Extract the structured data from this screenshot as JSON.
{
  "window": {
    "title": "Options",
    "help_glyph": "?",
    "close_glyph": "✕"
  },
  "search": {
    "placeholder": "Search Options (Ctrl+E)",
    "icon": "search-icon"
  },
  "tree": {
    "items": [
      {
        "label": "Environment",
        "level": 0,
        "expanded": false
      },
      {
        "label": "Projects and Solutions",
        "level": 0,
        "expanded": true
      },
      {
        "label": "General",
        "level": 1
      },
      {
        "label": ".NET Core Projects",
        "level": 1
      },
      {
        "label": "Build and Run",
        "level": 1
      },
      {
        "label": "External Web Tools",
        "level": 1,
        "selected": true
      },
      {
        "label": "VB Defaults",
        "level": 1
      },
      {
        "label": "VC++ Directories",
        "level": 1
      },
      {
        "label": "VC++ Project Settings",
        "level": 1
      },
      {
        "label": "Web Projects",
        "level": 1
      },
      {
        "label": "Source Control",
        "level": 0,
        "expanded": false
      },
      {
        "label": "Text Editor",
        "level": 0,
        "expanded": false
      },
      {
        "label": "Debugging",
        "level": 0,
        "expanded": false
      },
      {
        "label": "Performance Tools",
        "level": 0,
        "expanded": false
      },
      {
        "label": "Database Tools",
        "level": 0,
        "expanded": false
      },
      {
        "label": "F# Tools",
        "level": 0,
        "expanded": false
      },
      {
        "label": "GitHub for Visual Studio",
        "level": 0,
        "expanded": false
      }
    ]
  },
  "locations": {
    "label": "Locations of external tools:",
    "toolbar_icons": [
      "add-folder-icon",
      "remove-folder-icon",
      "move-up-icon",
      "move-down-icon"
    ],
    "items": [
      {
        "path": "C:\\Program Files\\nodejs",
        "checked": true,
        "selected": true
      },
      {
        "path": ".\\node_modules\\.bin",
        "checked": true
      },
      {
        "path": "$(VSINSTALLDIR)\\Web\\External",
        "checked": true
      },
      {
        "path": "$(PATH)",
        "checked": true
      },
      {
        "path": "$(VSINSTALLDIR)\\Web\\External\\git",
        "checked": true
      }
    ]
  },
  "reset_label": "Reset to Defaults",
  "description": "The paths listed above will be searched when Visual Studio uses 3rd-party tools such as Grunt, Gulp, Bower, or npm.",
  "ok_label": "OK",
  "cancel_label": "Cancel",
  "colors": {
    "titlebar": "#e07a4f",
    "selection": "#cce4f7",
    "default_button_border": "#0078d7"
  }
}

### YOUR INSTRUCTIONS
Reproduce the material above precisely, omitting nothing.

### RESULT OF THE TASK
Extract the structured data from this screenshot as JSON.
{
  "window": {
    "title": "Options",
    "help_glyph": "?",
    "close_glyph": "✕"
  },
  "search": {
    "placeholder": "Search Options (Ctrl+E)",
    "icon": "search-icon"
  },
  "tree": {
    "items": [
      {
        "label": "Environment",
        "level": 0,
        "expanded": false
      },
      {
        "label": "Projects and Solutions",
        "level": 0,
        "expanded": true
      },
      {
        "label": "General",
        "level": 1
      },
      {
        "label": ".NET Core Projects",
        "level": 1
      },
      {
        "label": "Build and Run",
        "level": 1
      },
      {
        "label": "External Web Tools",
        "level": 1,
        "selected": true
      },
      {
        "label": "VB Defaults",
        "level": 1
      },
      {
        "label": "VC++ Directories",
        "level": 1
      },
      {
        "label": "VC++ Project Settings",
        "level": 1
      },
      {
        "label": "Web Projects",
        "level": 1
      },
      {
        "label": "Source Control",
        "level": 0,
        "expanded": false
      },
      {
        "label": "Text Editor",
        "level": 0,
        "expanded": false
      },
      {
        "label": "Debugging",
        "level": 0,
        "expanded": false
      },
      {
        "label": "Performance Tools",
        "level": 0,
        "expanded": false
      },
      {
        "label": "Database Tools",
        "level": 0,
        "expanded": false
      },
      {
        "label": "F# Tools",
        "level": 0,
        "expanded": false
      },
      {
        "label": "GitHub for Visual Studio",
        "level": 0,
        "expanded": false
      }
    ]
  },
  "locations": {
    "label": "Locations of external tools:",
    "toolbar_icons": [
      "add-folder-icon",
      "remove-folder-icon",
      "move-up-icon",
      "move-down-icon"
    ],
    "items": [
      {
        "path": "C:\\Program Files\\nodejs",
        "checked": true,
        "selected": true
      },
      {
        "path": ".\\node_modules\\.bin",
        "checked": true
      },
      {
        "path": "$(VSINSTALLDIR)\\Web\\External",
        "checked": true
      },
      {
        "path": "$(PATH)",
        "checked": true
      },
      {
        "path": "$(VSINSTALLDIR)\\Web\\External\\git",
        "checked": true
      }
    ]
  },
  "reset_label": "Reset to Defaults",
  "description": "The paths listed above will be searched when Visual Studio uses 3rd-party tools such as Grunt, Gulp, Bower, or npm.",
  "ok_label": "OK",
  "cancel_label": "Cancel",
  "colors": {
    "titlebar": "#e07a4f",
    "selection": "#cce4f7",
    "default_button_border": "#0078d7"
  }
}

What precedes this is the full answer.